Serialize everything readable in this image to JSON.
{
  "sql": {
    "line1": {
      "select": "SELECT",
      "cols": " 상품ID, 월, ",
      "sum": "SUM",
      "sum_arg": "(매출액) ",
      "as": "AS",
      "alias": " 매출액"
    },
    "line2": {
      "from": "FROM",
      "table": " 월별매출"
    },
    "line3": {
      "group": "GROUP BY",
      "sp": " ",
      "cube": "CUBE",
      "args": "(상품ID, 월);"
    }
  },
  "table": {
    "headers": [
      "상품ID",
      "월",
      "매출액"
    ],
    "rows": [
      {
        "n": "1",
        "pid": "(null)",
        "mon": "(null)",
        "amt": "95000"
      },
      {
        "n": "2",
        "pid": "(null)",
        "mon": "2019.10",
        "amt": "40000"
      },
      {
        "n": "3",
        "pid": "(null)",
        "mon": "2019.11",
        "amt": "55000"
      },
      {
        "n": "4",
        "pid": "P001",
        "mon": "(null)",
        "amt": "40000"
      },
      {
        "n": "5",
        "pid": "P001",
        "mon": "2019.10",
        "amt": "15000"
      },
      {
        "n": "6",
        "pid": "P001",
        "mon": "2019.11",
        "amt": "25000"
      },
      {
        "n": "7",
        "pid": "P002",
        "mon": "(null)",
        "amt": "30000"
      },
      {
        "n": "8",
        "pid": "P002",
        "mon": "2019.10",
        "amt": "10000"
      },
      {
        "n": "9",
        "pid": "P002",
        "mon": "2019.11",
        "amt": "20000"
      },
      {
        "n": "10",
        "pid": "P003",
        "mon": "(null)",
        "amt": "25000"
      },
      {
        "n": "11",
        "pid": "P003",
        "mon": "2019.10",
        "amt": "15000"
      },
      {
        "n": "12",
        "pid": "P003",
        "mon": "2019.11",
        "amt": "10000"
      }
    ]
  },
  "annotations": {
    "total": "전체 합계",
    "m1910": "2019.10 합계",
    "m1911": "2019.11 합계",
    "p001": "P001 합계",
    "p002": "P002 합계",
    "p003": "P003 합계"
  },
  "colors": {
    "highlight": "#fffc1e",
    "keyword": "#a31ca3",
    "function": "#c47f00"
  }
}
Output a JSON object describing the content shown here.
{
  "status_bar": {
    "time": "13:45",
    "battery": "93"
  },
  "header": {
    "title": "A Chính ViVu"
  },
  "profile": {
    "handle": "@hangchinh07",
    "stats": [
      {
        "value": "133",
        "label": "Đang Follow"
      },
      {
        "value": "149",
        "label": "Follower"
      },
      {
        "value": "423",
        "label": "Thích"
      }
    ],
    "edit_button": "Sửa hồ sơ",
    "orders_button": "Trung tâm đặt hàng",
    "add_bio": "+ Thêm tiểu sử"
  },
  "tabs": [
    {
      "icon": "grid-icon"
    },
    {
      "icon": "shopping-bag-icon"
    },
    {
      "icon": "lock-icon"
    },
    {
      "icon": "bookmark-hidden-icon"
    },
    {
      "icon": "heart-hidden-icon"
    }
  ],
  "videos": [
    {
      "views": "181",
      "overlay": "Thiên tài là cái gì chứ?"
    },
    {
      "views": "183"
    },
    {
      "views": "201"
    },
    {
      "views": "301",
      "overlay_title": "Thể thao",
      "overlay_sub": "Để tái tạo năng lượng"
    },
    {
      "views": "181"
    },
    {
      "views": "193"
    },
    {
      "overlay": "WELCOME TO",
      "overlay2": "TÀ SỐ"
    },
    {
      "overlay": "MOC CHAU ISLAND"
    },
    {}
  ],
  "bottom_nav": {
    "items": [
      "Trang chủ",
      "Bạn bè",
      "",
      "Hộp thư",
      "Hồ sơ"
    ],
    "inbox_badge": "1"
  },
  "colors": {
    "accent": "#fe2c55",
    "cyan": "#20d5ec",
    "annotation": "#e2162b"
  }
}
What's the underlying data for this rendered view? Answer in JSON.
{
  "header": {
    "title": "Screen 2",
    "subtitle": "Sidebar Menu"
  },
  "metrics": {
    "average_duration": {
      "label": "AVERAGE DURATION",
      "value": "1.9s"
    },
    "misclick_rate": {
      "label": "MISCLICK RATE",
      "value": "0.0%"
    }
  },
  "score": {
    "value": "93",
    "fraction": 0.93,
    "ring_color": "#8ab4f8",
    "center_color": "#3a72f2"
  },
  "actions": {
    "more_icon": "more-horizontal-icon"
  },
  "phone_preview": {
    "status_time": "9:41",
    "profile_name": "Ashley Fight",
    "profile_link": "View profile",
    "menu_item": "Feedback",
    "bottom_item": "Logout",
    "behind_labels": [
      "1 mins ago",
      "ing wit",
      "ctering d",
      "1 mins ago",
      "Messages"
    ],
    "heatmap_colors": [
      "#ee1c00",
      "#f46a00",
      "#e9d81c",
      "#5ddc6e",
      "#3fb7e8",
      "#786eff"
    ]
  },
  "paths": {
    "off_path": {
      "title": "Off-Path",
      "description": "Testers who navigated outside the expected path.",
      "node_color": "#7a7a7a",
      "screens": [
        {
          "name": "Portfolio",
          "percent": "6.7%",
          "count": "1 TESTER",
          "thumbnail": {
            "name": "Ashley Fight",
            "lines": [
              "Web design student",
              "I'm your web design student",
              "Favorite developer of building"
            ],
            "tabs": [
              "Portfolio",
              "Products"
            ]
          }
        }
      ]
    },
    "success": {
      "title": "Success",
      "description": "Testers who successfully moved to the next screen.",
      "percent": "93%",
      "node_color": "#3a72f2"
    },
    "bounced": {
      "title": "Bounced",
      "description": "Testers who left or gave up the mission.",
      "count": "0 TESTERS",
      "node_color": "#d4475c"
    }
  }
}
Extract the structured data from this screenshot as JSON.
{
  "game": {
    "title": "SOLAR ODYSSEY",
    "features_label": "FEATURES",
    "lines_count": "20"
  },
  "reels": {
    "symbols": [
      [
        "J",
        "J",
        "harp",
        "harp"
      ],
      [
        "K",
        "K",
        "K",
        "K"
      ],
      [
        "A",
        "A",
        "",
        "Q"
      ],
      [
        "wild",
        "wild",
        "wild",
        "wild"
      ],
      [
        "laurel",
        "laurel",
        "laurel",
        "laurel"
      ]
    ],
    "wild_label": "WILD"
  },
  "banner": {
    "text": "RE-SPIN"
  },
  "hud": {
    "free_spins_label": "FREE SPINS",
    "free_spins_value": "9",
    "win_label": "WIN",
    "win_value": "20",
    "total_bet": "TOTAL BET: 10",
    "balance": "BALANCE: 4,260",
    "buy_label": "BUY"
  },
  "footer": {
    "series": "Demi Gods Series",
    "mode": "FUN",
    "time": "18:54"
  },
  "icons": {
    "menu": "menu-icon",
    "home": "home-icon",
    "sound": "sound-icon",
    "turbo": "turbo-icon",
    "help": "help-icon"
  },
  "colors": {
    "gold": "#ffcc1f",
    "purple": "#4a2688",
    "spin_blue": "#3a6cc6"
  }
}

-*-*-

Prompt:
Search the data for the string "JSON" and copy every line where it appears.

Your solution:
Serialize everything readable in this image to JSON.
Output a JSON object describing the content shown here.
What's the underlying data for this rendered view? Answer in JSON.
Extract the structured data from this screenshot as JSON.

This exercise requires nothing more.